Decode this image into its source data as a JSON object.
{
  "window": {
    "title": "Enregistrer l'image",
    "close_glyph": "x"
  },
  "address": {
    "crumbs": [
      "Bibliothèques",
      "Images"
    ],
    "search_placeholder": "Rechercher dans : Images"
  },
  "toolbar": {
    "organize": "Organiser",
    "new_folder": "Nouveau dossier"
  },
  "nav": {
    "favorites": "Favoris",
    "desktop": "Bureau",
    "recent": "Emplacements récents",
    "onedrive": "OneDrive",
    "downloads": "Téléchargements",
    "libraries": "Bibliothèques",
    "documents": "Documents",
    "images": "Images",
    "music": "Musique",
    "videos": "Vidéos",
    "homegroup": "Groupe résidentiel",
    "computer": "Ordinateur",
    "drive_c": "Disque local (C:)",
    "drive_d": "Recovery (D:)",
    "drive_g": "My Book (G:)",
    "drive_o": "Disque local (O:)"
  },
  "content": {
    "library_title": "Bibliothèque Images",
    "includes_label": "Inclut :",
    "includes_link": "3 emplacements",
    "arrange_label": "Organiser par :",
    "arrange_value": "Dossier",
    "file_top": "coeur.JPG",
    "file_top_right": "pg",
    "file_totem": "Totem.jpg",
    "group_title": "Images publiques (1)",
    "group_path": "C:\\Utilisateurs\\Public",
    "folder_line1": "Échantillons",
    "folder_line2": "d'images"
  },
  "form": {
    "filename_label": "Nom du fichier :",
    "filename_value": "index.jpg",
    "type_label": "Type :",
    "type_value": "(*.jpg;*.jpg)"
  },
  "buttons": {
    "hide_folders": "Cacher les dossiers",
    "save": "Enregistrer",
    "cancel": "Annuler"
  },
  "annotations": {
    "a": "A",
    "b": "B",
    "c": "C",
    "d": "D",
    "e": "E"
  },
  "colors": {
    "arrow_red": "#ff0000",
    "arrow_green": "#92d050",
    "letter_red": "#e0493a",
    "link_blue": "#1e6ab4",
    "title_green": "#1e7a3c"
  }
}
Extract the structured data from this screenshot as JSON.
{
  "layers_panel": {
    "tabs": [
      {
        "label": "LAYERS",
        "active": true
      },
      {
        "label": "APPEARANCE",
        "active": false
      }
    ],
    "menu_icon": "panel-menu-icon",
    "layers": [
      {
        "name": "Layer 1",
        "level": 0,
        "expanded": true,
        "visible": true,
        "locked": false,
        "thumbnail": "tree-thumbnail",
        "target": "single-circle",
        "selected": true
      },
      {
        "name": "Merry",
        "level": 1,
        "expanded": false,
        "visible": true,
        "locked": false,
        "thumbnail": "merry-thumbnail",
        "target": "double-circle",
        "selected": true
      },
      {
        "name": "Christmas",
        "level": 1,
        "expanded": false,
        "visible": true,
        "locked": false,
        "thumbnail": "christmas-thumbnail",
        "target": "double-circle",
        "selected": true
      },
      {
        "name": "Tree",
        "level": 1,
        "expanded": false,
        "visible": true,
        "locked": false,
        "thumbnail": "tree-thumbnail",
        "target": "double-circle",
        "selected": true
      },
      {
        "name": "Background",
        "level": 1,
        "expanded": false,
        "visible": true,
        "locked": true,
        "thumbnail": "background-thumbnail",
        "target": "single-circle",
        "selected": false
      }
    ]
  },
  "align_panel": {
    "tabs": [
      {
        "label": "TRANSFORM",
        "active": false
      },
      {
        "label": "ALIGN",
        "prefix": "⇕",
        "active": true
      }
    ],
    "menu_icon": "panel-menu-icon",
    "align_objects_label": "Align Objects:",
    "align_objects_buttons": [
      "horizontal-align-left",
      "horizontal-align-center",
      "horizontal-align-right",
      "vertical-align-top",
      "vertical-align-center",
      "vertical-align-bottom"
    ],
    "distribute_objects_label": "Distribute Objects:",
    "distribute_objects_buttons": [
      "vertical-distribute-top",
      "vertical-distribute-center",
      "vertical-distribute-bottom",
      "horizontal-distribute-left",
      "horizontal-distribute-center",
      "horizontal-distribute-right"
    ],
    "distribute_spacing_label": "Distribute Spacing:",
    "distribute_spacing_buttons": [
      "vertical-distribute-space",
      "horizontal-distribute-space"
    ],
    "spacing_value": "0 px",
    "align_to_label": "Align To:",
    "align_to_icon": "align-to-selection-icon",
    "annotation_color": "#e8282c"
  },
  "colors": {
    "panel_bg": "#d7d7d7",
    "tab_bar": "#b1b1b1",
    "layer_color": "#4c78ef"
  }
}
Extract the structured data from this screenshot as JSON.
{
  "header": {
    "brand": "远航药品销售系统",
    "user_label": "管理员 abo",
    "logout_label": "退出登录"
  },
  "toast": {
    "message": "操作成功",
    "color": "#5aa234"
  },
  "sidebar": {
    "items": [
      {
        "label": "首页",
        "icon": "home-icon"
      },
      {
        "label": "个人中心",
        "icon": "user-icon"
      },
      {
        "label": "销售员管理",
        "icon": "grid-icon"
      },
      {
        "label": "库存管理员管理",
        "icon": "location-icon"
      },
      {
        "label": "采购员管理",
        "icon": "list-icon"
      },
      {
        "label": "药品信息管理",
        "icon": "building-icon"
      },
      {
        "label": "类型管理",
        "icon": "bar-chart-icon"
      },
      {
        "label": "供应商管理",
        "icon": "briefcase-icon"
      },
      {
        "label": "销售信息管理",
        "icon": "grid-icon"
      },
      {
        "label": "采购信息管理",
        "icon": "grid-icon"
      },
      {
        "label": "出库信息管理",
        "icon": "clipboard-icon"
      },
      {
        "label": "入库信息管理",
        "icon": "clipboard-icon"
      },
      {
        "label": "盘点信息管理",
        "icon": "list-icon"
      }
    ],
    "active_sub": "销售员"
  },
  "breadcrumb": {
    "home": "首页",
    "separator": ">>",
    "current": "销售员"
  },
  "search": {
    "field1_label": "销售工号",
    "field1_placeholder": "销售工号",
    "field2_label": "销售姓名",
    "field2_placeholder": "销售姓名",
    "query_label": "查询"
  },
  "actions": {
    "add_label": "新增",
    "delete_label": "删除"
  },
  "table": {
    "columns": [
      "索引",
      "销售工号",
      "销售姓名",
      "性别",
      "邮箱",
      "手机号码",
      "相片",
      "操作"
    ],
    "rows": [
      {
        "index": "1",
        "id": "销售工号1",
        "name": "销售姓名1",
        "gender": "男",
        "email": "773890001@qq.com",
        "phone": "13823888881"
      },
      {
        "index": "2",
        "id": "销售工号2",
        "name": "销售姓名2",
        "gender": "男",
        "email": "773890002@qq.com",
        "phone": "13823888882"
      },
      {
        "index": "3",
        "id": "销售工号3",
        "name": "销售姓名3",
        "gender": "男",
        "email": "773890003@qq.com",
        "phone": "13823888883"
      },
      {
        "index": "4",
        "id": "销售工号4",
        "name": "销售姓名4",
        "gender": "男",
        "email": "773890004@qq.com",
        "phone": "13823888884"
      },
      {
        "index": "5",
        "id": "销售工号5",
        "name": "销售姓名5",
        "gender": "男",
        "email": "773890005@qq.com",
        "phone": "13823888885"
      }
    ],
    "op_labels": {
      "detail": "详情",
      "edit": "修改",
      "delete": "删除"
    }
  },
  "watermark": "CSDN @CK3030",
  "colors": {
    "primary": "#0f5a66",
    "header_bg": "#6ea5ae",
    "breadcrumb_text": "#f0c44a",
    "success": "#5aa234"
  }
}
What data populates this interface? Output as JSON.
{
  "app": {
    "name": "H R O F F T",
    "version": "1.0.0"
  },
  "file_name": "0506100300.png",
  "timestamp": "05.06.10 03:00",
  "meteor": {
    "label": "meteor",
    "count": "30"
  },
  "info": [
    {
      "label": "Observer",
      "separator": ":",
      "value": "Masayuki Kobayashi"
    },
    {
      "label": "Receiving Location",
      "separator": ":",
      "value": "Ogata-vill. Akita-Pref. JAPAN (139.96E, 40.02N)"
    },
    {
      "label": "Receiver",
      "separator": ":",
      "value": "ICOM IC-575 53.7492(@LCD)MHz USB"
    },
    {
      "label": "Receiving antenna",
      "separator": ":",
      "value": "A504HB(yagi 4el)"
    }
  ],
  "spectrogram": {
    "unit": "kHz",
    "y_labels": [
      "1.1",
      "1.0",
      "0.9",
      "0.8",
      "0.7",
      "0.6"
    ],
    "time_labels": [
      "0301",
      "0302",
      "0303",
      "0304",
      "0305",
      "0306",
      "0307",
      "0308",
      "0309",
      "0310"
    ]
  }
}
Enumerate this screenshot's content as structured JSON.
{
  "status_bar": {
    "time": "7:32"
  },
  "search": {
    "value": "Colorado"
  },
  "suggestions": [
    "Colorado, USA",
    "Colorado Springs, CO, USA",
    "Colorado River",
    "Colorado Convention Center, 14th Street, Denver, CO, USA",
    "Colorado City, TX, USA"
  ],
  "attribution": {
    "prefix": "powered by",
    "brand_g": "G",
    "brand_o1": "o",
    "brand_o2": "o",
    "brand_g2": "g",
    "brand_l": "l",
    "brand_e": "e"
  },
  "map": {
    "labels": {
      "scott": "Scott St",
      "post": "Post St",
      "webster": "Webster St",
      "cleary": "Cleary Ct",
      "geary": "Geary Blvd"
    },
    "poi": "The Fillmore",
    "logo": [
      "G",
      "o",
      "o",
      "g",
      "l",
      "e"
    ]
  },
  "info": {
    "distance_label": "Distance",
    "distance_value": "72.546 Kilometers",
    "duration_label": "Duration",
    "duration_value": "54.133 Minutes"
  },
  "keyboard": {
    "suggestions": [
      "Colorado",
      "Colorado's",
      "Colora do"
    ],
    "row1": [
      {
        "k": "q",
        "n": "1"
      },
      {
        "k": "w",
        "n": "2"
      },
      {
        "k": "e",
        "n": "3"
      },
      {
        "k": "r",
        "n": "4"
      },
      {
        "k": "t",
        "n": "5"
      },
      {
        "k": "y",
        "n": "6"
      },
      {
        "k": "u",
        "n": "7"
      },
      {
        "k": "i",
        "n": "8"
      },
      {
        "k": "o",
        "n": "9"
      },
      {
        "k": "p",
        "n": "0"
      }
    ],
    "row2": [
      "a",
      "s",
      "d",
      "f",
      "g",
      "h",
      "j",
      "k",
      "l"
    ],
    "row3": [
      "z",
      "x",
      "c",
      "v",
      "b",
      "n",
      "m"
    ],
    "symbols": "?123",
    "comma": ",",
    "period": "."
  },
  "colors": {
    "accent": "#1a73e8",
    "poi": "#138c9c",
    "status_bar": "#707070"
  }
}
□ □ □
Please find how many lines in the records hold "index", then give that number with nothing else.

**Solution for this task**
6